BOYNUYOGUN REFUGEE CAMP, Turkey -- Syrian troops combing through restive villages near the Turkish border set fire to homes and a bakery yesterday, cutting off a lifeline to thousands of uprooted people stranded in miserable open-air encampments.
Activists said the military carried out mass arrests and threw up checkpoints in the village of Bdama and surrounding areas to block residents from fleeing across the frontier, as thousands of others have done.
Turkey, whose leaders have denounced the Damascus regime's deadly crackdown on dissent, began distributing food to those encamped on the Syrian side of the border, in the first such aid mission since the campaign against anti-government protesters turned into a refugee crisis two weeks ago.
People from the Syrian side were collecting food at the border to take to the stranded families, the local Turkish governor's office said.
With the 3-month-old pro-democracy uprising raging on, the government appeared desperate to put an end to the embarrassing stream of refugees fleeing their homeland. Activists said Syrian authorities at the border were making it more difficult for people to reach Turkey.
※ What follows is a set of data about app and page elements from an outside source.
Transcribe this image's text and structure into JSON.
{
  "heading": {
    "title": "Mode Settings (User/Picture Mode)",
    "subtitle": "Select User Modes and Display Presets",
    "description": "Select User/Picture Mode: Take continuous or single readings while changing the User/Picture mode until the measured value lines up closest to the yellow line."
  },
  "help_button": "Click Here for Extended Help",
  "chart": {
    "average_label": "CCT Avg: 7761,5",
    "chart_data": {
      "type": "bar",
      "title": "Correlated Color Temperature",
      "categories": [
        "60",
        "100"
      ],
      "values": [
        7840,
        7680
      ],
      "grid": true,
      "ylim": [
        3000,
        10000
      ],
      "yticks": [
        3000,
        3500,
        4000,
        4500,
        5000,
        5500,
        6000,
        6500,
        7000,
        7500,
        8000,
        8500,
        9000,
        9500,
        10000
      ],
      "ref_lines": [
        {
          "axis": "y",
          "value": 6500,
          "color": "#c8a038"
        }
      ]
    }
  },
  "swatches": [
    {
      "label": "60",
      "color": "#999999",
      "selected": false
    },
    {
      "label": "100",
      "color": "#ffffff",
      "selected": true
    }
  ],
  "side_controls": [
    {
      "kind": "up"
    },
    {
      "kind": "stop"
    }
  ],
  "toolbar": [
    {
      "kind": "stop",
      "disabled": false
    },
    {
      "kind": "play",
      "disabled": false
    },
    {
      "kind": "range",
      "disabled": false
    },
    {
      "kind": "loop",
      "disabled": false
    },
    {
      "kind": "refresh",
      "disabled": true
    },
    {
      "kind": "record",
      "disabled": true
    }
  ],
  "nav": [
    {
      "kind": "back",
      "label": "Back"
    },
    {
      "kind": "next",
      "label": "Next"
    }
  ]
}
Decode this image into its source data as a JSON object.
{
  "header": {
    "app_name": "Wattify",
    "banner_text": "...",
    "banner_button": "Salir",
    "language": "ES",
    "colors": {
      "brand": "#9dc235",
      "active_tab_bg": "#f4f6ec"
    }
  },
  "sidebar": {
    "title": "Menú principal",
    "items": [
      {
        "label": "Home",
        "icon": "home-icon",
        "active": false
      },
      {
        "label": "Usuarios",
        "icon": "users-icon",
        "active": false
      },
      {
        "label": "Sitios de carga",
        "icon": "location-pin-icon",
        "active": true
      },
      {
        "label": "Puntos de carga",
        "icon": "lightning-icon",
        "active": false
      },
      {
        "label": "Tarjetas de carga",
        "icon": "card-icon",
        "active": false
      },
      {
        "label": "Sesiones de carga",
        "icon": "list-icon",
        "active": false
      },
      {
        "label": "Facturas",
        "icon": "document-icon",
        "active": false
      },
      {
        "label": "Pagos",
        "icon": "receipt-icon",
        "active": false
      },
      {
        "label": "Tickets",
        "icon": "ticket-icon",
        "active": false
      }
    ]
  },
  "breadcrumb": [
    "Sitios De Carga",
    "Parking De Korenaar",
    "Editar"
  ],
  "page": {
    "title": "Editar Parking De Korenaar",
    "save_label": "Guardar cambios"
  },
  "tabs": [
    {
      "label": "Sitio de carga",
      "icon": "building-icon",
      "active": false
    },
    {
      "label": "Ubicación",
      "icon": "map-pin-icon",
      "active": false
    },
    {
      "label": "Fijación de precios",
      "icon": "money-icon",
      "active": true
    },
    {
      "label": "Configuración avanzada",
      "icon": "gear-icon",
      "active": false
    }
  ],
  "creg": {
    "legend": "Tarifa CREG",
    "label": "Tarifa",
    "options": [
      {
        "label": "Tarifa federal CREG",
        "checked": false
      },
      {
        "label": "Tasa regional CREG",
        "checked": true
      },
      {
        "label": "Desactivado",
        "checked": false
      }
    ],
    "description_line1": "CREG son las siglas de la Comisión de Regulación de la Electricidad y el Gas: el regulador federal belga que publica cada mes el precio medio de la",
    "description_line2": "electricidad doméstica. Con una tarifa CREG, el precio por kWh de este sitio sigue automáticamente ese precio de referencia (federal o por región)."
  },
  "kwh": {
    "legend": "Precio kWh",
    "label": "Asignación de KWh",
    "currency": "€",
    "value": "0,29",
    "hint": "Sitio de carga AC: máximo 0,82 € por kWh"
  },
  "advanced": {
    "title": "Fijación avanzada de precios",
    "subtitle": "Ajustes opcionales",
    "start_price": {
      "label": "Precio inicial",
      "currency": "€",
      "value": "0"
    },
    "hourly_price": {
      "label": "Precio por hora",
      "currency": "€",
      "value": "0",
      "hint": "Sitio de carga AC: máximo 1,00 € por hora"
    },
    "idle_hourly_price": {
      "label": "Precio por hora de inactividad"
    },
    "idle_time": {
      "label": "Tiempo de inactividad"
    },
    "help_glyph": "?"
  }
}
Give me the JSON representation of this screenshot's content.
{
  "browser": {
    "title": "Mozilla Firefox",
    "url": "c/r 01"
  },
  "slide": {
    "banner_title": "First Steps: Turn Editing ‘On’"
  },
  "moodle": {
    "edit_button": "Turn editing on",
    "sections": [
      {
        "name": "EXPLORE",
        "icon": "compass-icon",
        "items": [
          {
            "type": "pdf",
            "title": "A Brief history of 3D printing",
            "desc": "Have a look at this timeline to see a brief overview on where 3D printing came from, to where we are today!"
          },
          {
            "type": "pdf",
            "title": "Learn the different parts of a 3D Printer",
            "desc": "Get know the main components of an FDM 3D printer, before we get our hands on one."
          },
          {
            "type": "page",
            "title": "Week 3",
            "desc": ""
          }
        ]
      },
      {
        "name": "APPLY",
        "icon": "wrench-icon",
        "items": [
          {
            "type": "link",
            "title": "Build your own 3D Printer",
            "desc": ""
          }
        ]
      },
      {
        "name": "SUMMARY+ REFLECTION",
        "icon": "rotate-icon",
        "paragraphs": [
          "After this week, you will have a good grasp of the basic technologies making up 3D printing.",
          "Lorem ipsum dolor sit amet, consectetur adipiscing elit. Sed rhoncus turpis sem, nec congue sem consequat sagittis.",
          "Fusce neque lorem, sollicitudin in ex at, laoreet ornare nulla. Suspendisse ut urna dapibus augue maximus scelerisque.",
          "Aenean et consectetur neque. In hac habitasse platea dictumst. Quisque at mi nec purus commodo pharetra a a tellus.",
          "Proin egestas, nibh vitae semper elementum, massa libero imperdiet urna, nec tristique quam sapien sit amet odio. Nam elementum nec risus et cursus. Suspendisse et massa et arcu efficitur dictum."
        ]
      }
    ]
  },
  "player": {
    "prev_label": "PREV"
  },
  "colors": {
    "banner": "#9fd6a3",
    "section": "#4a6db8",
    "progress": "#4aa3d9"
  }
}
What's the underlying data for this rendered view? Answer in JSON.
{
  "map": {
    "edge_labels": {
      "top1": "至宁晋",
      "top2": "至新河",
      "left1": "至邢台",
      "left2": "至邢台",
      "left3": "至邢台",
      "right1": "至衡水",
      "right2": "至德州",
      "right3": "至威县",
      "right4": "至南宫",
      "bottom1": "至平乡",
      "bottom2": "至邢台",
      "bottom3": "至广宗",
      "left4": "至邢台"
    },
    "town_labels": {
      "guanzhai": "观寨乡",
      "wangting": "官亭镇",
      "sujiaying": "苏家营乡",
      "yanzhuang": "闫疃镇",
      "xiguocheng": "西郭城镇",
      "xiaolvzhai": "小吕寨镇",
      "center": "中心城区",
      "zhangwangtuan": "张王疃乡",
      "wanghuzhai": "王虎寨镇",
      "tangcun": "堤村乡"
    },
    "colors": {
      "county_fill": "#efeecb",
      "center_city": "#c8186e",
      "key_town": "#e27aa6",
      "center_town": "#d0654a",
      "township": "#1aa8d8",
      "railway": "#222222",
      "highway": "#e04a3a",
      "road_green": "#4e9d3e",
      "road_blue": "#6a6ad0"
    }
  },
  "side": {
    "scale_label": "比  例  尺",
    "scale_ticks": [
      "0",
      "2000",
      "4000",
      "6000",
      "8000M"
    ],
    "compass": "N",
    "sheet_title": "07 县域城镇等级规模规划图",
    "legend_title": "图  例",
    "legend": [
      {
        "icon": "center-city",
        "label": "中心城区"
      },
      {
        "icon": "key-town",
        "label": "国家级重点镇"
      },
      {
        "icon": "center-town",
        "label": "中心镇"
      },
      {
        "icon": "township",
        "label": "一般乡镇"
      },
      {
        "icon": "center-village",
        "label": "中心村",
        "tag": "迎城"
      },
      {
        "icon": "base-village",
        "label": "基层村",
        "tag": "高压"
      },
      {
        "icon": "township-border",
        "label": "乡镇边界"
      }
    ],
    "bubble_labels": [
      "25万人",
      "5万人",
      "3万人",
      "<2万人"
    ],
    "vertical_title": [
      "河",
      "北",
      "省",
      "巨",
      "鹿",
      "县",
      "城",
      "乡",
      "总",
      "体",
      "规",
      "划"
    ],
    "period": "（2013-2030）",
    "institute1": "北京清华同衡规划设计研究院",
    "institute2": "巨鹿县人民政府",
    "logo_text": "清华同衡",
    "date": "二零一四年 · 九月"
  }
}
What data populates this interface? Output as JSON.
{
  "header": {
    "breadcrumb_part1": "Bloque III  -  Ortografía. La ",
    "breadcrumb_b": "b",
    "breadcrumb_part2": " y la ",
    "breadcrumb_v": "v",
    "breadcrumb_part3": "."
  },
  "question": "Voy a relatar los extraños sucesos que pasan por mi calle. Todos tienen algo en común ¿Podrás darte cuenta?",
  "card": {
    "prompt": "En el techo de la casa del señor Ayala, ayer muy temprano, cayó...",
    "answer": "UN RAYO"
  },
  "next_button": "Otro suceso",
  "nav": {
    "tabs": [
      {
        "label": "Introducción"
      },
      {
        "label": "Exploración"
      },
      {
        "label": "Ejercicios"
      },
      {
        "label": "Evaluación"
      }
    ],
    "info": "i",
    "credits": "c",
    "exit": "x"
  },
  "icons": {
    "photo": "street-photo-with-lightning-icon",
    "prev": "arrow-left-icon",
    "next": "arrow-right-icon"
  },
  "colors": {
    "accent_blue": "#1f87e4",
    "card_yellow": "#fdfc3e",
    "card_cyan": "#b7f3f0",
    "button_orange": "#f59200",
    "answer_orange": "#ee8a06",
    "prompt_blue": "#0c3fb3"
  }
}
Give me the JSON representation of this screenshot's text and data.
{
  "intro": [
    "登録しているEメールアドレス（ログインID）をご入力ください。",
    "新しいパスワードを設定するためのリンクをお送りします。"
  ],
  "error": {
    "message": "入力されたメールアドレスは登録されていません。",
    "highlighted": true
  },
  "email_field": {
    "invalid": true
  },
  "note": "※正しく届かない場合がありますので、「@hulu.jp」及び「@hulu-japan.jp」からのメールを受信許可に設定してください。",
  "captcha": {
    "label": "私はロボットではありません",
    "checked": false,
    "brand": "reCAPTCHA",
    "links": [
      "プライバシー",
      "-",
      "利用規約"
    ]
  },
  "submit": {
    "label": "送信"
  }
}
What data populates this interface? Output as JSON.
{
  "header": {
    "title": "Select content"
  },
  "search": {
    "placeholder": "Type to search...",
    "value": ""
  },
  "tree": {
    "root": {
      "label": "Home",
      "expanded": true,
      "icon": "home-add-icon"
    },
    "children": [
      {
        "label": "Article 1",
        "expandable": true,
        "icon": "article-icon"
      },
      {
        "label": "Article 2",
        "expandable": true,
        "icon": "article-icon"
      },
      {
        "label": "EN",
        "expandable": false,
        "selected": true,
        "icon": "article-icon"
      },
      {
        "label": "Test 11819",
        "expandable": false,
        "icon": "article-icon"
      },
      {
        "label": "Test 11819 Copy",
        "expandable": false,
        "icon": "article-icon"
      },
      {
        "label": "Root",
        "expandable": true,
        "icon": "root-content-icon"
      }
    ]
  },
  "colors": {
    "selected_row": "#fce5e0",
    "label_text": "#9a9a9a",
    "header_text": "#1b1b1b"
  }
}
As he escaped to this area of Turkey yesterday, one refugee from Bdama, identifying himself only as Hassan, said he could hear gunfire as he fled. "Soldiers have blocked roads and many people are walking through fields and mountains," he said.
Clashes erupted almost two weeks ago in Jisr al-Shughour, in the northern province of Idlib, where activists reported loyalist troops fought with army mutineers who refused to take part in the continuing crackdown on protesters seeking President Bashar Assad's ouster.
Government forces retook that town a week ago, and meanwhile more than 10,500 Syrians fled and are being sheltered in four Turkish refugee camps. An estimated 5,000 others are camped out on the Syrian side of the border, with dwindling resources, trying to remain close to their homes and relatives, avoiding official refugee status that might delay their return.
The Syrian government has called on the displaced people to return, promising safety. But most are staying put as long as the army is occupying their towns, fearing arrest upon return.
Assad was expected to give a speech today in what would be only his third public appearance since the uprising began in mid-March, inspired by the revolutions sweeping the Arab world.